Replacing the single-member-district system with some form of proportional representation would allow racial minorities to elect a few of their own to the legislature (assuming they actually care to vote along racial lines) without any gerrymandered districts. For that matter, it would empower those minority voters who don’t happen to live in enclaves where their own race predominates (and such voters, at present, get nothing out of racial gerrymandering). But that would be for another thread.
This practice goes back to the earliest days of the Republic (witness the name, taken from a political cartoon showing Elbridge Gerry’s partitioning of voting districts in, IIRC, Connecticut), and it’s always been bad. Nobody’s mentioned it yet (to my surprise), but this was the point of all the fighting recently in the Texas legislature, where the Democrats fled out of state to prevent a redistricting vote that would’ve Gerrymandered them out of power. As Molly Ivins correctly notes, it’s one of the most naked power grabs you’ll see legislators involving themselves in.
One oproblem has been that the folks with the upper hand might outsmart themselves, cutting up the districts to get themselves a majority now that, unfortunately, doesn’t work their way down the line because of changing demographics. Gicve yourself more districts each with a bare majority might not be as smart as getting fewer districts with more secure majorities.
Regardless, it’s ludicrous. But can you honestly say that if you gave control of disdtricting over to another body that that body would not itself then become a battleground between the two parties? How would you insulate the Drawers of Boundaries from party politics?
You can’t, entirely. But the solution we’re proposing in Florida is a 15-member commission, 6 members nominated by the majority party in the legislature, 6 by the minority party, and 3 by the chief justice of the Supreme Court; so neither party will have the upper hand in it at any time, and some members will actually be nonpartisan (or, at least, won’t owe their positions to pary affiliation).
I think this is a good idea. But I wouldn’t urge all 50 states to immediately adopt it. I’d love to see several states adopt slight variances of this basic plan, and see how they work out. Other states may then be guided by these experiments.
Well, I oversimplified, it’s not at the CJ’s sole discretion. The initiative reads:
We have five appellate districts in Florida. So, the CJ will choose three from a list of 15 names submitted to him by the chief judges of the appellate districts – and all of them must be registered voters, and none of them can be registered Democrats, nor Republicans. So, the commission will include 6 Pubs, 6 Dems, and 3 independents. Pretty nonpartisan, no?
I agree, and wouldn’t defend the practice. But the devil is in the details, and there are so many vested intrests involved, that it’s going ot be a real struggle to change this. Still, I definitely agree that this is needed to shake up the status quo.
I have long advocated electing Representatives (as in House of) from each state at large. I also am a fan of returning to the original method of appointing Senators, by the way.

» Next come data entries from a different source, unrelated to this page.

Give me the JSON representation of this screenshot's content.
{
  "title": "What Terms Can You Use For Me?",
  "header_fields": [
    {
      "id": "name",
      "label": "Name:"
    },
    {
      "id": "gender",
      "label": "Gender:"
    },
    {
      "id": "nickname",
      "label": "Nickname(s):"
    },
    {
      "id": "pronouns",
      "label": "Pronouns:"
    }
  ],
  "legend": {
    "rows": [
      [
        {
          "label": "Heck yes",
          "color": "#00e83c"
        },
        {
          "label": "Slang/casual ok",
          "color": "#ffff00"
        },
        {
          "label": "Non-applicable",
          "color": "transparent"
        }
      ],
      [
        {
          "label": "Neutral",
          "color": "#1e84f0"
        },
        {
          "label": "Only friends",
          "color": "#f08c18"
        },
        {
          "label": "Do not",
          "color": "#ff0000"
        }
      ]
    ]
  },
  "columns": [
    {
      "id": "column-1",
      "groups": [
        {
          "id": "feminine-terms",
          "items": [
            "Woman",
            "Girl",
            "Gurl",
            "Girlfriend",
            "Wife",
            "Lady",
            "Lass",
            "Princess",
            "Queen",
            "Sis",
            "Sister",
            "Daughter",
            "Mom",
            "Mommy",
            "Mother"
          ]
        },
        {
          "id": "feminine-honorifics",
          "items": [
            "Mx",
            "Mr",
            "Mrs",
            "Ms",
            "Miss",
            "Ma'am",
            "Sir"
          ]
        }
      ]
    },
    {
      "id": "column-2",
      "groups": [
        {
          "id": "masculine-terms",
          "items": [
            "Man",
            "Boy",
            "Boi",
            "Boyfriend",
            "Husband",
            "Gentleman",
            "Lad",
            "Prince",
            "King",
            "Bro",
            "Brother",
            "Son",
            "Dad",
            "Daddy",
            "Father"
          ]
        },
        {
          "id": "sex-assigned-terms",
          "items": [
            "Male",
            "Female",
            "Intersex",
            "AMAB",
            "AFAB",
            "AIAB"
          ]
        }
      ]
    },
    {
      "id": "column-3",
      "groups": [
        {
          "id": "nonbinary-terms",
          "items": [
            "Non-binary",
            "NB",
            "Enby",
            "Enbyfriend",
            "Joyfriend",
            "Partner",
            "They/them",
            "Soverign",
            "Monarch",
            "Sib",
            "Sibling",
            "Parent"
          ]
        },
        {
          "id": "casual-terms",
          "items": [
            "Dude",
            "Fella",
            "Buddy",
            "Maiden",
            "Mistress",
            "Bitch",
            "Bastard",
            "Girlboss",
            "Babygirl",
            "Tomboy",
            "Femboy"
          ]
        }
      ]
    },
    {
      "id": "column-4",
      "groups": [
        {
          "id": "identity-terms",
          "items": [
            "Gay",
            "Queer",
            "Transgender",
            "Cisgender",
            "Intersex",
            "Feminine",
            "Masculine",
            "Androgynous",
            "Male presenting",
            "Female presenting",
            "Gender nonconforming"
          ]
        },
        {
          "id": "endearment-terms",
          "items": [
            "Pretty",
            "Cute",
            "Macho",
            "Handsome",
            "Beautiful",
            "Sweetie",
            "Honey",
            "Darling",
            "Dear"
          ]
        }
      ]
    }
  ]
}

In any case, the minority/majority district is one of the greatest political tricks of the (last) century. Presume that all minority people vote Democratic. OK, if minority voters were spread equally throughout the state then each district would have a block of reliable Democratic voters.
But if we put the minority people in one ghetto (I mean district) then that one district would return a huge Democratic majority. All the other districts would then be in play, with a greater proportion of Republicans.
So the Bush Administration (the real one, not this one) forced the adoption of minority majority districting in order to destroy the Democratic grip on power in the House.
The really neat thing about this trick is the Democrats cannot be against minority-majority districting as to do so would mean their guys (who are sometimes minority themselves) would have more (but tougher) districts to run in. So instead they have a lock on the ghetto districts but have less of a chance elsewhere.